NASA’s Mars Curiosity rover just hit a new milestone: its two-thousandth Martian day, or sol, on the Red Planet. An image mosaic taken by the rover in January offers a preview of what comes next.
Looming over the image is Mount Sharp, the mound Curiosity has been climbing since September 2014. In the center of the image is the rover’s next big, scientific target: an area scientists have studied from orbit and have determined contains clay minerals.
The formation of clay minerals requires water. Scientists have already determined that the lower layers of Mount Sharp formed within lakes that once spanned Gale Crater’s floor. The area ahead could offer additional insight into the presence of water, how long it may have persisted, and whether the ancient environment may have been suitable for life.
Curiosity’s science team is eager to analyze rock samples pulled from the clay-bearing rocks seen in the center of the image. The rover recently started testing its drill again on Mars for the first time since December 2016. A new process for drilling rock samples and delivering them to the rover’s onboard laboratories is still being refined in preparation for scientific targets like the area with clay minerals.
Curiosity landed in August 2012 and has traveled 11.6 miles (18.7 kilometers) in that time. In 2013, the mission found evidence of an ancient freshwater-lake environment that offered all the basic chemical ingredients for microbial life. Since reaching Mount Sharp in 2014, Curiosity has examined environments where both water and wind have left their marks.
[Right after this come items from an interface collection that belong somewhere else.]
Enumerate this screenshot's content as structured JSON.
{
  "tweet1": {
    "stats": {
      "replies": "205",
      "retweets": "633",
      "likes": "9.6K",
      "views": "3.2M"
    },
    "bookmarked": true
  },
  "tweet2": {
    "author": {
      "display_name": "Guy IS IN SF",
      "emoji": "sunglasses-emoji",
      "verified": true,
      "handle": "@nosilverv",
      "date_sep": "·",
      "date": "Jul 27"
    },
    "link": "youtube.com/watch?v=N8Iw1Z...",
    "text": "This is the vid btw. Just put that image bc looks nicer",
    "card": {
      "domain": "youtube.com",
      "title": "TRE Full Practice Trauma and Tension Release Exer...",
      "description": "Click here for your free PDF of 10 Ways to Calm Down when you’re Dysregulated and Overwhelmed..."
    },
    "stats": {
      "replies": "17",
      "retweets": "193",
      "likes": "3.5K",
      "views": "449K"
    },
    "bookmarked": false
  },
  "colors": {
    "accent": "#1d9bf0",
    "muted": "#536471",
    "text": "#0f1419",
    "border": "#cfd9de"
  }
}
Having studied more than 600 vertical feet of rock with signs of lakes and groundwater, Curiosity’s international science team concluded that habitable conditions lasted for at least millions of years.
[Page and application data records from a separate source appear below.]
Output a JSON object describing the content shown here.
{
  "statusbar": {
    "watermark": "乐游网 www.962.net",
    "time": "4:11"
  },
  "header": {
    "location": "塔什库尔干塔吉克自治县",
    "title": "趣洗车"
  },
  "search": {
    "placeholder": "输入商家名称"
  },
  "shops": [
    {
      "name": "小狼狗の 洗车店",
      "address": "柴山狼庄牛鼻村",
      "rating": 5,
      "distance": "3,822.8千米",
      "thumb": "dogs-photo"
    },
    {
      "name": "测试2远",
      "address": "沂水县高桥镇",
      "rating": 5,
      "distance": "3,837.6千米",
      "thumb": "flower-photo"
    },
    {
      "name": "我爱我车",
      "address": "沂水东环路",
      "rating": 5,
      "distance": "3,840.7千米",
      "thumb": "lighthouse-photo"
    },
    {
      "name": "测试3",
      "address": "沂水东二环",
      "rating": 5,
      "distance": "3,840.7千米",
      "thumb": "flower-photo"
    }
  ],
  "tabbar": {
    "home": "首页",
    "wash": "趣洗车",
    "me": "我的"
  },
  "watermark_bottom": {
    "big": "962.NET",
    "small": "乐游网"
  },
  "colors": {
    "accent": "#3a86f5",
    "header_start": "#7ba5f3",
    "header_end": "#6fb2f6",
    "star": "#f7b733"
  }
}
JPL, a division of Caltech in Pasadena, California, manages the Mars Science Laboratory Project for NASA’s Science Mission Directorate, Washington, and built the project’s Curiosity rover.
You May Like This